What to work on:
Where in the listing does the string "excerpt" appear? Copy every line that holds it.

<<<<

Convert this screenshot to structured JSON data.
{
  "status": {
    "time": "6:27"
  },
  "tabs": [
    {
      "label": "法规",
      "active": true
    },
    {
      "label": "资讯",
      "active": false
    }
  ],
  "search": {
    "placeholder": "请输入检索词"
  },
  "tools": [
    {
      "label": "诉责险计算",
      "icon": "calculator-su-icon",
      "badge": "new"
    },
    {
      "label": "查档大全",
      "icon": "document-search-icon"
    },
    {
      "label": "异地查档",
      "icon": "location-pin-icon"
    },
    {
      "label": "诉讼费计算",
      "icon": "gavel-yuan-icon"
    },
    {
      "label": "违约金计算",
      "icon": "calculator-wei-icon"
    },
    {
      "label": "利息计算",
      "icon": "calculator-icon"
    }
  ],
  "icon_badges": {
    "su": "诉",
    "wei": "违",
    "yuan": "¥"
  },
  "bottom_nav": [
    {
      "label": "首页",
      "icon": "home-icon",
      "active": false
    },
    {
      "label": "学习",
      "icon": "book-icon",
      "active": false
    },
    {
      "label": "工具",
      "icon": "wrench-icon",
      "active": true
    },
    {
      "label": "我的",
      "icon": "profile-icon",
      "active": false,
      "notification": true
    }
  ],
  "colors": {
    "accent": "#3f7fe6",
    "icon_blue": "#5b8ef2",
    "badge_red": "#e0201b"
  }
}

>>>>
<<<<

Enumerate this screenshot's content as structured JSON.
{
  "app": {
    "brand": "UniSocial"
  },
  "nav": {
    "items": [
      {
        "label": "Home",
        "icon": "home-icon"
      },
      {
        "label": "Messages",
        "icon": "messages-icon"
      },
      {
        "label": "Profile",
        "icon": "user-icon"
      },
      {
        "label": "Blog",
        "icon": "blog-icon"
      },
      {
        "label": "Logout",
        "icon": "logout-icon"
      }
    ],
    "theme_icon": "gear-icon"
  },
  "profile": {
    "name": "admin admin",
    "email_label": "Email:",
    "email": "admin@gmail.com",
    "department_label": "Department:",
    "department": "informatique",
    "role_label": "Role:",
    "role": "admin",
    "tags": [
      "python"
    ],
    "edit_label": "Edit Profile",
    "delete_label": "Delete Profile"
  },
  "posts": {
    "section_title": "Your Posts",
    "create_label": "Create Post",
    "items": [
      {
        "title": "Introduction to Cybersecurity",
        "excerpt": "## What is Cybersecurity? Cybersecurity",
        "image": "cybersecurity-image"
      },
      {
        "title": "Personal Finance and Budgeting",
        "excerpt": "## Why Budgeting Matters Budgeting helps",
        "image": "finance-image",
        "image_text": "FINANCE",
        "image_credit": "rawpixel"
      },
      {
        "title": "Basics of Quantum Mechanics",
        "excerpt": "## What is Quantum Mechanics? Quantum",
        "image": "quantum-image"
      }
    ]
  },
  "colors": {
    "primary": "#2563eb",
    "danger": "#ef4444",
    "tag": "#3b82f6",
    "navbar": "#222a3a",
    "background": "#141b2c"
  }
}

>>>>

Answer to this task:
        "excerpt": "## What is Cybersecurity? Cybersecurity",
        "excerpt": "## Why Budgeting Matters Budgeting helps",
        "excerpt": "## What is Quantum Mechanics? Quantum",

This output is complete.